Philly needs bail reform and education funding, not more jail beds
In March of 2015, Philadelphia Mayor Michael Nutter released a “10-Year Master Plan for the Philadelphia Prison System (PPS).” The plan recommends the city close the House of Correction and build a new jail with 3000 beds, more than doubling the intended capacity of the existing facility.
On Thursday June 11th, City Council is again set to vote on purchasing land to expand the Philadelphia Prison System. We have already successfully delayed the vote on Bill #150406 twice (huge thanks to all who called and tweeted at City Council as part of last week’s Call In Day) but Councilman Henon seems determined to bring it to a vote. That’s why we’re asking everyone to come to City Council on Thursday to tell City Council that Philadelphia needs to invest in decarceration, public education, and community reinvestment, not more jail cells! Th
One of the ways how I measure humanity is by the level of compassion society and its infrastructure has for its riffraff or for those victims of society’s evils such as poverty, mental illnesses, moral absences, or failure of its educational system. Many victims of those evils are individuals that I live with every day in this place called prison. Some are individuals who will return to society in the same state, for the most part, in which they came here, due to neglect of sincere rehabilitative programs. Others among them are usually those that have been doomed to suffer for the rest of their physical life in coffins parading as correctional institutions.
On Thursday, June 4 ,City Council is again scheduled to vote on Bill #150406, which would authorize $7.2 million dollars to buy land to build a new jail in Philly. The city claims the new construction would replace the House of Correction, although it would house over 1000 more people. Decarcerate PA and the Philly Student Union are organizing a call-in day to stop the Bill.
Decarcerate PA is a an organization working to end to mass incarceration in Pennsylvania. Since 1980, the number of people incarcerated in PA has increased by over 43,000 due to decades of so-called "tough-on-crime" legislation, which disproportionately affects people of color and poor and working class communities.

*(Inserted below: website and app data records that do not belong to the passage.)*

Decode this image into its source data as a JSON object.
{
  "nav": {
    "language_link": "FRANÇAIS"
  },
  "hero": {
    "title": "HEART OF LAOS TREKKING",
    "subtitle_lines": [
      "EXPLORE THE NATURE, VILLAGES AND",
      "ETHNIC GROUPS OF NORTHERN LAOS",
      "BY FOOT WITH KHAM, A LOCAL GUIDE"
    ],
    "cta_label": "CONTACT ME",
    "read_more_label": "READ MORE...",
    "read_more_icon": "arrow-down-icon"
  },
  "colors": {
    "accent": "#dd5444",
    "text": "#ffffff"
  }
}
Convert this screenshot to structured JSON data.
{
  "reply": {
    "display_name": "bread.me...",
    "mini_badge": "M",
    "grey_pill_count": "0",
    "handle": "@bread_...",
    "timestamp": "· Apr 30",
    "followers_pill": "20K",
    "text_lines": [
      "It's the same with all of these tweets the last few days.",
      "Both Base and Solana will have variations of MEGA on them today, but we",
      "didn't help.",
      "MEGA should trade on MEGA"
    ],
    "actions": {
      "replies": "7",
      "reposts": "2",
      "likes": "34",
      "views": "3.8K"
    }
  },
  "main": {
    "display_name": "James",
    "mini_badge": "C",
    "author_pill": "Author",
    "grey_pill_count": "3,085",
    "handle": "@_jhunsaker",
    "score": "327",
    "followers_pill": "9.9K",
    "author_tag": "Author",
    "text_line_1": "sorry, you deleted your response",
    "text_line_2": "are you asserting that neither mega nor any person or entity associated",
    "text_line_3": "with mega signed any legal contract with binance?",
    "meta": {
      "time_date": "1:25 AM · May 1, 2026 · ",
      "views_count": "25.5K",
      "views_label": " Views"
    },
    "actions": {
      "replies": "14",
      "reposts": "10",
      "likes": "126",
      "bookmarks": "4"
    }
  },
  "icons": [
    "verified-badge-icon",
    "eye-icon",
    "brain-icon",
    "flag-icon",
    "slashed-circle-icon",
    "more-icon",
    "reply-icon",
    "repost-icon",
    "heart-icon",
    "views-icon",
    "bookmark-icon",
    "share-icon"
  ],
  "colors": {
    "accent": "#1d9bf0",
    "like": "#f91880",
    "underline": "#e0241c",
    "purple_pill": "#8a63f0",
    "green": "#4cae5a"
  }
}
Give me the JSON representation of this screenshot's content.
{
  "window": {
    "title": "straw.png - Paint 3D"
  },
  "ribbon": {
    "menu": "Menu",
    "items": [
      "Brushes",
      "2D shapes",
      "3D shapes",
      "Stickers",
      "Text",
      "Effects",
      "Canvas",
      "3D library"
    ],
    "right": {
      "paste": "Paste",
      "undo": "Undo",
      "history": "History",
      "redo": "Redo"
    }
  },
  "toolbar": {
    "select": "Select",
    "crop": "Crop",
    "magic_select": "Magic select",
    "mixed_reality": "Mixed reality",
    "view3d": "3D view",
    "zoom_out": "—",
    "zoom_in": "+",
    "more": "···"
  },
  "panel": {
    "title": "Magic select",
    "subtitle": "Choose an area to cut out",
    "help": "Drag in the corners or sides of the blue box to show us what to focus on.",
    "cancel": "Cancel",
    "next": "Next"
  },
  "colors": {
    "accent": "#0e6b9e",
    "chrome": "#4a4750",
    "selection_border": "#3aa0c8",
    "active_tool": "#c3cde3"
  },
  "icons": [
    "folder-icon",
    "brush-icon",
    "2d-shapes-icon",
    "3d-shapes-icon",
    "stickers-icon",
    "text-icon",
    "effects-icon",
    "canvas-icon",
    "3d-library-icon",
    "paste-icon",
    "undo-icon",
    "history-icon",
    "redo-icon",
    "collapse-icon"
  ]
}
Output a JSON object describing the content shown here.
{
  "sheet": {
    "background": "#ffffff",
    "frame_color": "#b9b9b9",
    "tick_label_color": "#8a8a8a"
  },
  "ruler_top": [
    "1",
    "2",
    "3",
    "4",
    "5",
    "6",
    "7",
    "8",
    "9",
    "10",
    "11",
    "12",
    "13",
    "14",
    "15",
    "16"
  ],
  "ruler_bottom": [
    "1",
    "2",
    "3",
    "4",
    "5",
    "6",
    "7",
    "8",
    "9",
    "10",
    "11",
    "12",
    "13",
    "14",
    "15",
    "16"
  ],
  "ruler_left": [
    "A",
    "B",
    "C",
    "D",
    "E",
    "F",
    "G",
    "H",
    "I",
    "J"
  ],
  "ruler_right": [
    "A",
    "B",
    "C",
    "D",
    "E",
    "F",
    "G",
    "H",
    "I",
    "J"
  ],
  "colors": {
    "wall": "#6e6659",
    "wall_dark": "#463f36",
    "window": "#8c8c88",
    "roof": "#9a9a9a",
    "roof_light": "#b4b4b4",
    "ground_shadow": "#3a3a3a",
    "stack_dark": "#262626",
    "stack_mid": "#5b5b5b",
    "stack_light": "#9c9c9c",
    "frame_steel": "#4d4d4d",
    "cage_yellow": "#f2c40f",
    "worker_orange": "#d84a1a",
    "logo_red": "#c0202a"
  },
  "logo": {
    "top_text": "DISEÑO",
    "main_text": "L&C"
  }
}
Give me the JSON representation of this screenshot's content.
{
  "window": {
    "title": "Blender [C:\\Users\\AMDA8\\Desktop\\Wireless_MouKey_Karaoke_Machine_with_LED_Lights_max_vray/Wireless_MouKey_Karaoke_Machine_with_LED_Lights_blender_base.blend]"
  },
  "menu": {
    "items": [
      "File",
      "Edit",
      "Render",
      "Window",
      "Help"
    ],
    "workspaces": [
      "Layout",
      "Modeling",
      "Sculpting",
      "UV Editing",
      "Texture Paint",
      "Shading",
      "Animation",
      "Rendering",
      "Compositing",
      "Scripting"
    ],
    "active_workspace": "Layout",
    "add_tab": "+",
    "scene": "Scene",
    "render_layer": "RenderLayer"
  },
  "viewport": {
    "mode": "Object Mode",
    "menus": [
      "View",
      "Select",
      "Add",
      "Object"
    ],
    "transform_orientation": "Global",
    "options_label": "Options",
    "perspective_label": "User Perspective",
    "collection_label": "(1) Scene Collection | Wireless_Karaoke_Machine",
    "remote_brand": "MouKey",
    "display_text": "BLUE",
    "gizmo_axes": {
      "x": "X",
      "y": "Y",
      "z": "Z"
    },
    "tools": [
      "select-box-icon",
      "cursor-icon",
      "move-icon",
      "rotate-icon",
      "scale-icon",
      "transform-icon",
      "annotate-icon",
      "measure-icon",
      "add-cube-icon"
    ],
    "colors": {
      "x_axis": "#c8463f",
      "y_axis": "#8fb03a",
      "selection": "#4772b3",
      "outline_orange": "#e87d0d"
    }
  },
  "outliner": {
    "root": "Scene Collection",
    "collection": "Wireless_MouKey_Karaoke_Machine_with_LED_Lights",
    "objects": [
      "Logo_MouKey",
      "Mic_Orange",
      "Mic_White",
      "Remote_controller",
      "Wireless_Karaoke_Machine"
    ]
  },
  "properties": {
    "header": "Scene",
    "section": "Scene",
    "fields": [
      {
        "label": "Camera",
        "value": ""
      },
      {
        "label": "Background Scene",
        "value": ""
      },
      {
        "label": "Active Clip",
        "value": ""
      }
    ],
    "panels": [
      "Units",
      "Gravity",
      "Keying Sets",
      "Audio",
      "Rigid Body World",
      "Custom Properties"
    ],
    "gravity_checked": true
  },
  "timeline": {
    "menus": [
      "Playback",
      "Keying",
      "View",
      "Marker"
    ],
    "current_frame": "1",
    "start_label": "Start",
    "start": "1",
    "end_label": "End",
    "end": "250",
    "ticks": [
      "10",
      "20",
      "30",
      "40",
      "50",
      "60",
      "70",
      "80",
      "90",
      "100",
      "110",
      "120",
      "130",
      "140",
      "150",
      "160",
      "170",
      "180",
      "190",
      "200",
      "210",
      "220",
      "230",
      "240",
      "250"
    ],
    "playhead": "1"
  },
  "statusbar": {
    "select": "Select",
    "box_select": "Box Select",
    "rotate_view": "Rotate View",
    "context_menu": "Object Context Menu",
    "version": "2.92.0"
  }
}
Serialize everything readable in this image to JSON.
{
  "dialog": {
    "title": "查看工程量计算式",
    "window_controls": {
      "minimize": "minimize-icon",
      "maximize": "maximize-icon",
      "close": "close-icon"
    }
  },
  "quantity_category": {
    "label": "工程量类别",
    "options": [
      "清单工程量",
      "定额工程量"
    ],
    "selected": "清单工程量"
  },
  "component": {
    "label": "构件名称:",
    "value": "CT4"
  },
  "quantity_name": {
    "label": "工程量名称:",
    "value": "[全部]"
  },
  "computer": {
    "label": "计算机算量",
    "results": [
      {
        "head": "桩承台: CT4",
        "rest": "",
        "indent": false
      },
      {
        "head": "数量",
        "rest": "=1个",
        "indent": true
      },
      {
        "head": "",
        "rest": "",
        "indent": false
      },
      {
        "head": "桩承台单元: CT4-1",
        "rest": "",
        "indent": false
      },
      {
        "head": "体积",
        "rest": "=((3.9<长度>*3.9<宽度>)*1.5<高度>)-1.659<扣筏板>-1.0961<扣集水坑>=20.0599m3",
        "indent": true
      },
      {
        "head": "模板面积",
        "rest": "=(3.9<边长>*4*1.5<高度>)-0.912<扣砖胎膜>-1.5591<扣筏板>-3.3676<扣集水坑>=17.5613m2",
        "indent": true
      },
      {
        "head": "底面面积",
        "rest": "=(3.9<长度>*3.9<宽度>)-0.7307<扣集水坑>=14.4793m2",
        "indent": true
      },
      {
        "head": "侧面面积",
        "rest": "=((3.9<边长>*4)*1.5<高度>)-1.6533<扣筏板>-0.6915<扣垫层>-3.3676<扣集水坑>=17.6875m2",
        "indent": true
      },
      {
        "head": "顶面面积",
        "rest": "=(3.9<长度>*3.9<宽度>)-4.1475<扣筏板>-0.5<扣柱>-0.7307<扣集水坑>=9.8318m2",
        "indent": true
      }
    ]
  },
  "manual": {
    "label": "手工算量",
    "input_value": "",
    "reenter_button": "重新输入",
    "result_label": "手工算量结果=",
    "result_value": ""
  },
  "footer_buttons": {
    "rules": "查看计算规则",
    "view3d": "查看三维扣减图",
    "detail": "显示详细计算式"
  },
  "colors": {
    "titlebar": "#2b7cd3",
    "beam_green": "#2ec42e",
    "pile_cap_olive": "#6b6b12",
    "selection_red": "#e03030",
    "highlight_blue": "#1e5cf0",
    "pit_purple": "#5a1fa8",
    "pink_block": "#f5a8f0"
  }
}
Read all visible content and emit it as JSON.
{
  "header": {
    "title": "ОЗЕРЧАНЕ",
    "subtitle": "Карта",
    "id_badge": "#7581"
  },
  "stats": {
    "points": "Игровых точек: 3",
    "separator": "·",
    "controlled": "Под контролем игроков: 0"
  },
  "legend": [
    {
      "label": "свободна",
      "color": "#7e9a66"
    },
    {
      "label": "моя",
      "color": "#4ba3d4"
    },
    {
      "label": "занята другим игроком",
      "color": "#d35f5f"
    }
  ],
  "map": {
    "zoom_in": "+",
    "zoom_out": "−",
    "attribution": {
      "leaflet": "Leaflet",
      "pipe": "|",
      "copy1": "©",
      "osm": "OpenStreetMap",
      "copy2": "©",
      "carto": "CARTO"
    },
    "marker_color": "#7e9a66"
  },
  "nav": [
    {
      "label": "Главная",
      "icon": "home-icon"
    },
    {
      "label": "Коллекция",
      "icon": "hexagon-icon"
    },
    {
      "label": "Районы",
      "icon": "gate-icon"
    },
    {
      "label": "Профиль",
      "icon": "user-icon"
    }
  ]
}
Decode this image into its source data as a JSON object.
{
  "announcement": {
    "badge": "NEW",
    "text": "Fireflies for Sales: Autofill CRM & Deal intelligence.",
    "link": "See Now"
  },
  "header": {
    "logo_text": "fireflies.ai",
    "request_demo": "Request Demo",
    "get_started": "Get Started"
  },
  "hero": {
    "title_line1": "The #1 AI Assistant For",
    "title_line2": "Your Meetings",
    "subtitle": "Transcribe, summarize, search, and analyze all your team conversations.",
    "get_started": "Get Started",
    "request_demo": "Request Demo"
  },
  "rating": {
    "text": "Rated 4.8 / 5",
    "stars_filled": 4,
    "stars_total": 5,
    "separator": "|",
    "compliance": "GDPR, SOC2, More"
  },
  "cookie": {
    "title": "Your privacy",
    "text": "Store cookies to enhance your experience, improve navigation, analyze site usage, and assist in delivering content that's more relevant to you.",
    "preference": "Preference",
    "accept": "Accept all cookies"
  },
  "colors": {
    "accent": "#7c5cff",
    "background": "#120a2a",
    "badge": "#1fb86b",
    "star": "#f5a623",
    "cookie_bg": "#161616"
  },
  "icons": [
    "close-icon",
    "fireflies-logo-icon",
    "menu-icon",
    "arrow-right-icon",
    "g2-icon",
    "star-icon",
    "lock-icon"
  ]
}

Pennsylvania prisons hold over 5000 people serving life sentences without the possibility of parole. In PA, a life sentence means your natural life–it is a sentence that condemns you to die in prison – which is why many choose to call it Death By Incarceration.